» EXERCISE REQUIREMENTS
In the entries that follow, find every line containing "Windows" and copy it.

___ DATA EXTRACT ___

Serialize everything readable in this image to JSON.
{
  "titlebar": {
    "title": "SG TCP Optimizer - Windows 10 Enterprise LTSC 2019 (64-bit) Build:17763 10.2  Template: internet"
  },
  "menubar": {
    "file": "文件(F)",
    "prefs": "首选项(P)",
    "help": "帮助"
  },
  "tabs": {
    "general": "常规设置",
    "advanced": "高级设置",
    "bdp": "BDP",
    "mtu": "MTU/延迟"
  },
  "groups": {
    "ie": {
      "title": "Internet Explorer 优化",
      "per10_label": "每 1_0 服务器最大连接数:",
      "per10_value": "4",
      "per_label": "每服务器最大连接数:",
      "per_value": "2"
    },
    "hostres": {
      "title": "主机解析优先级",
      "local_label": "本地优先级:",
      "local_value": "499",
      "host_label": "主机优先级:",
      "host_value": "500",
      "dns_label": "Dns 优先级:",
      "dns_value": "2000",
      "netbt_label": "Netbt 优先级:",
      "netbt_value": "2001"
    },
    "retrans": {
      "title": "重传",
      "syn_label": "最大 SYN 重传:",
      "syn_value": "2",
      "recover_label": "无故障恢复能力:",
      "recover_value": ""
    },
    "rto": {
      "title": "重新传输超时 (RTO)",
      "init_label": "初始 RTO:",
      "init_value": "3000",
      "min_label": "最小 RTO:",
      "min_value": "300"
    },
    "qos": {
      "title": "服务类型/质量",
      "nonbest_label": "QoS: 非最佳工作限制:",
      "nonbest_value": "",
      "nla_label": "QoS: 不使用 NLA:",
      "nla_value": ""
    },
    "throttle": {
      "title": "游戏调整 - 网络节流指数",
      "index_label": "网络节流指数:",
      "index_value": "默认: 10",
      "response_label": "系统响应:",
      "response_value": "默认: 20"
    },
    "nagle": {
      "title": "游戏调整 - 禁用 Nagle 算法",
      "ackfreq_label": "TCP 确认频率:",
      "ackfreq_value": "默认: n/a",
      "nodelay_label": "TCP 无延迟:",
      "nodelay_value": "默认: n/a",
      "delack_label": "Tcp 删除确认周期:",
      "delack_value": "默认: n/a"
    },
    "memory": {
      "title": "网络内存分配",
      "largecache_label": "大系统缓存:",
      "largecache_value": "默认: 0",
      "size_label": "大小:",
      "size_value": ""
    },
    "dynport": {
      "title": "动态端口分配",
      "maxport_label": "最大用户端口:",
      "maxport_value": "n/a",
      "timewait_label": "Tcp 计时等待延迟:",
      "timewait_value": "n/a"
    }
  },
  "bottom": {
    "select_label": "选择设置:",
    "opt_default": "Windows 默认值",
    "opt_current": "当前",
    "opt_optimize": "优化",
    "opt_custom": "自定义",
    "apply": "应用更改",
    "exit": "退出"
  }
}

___

» COMPLETED TASK
    "title": "SG TCP Optimizer - Windows 10 Enterprise LTSC 2019 (64-bit) Build:17763 10.2  Template: internet"
    "opt_default": "Windows 默认值",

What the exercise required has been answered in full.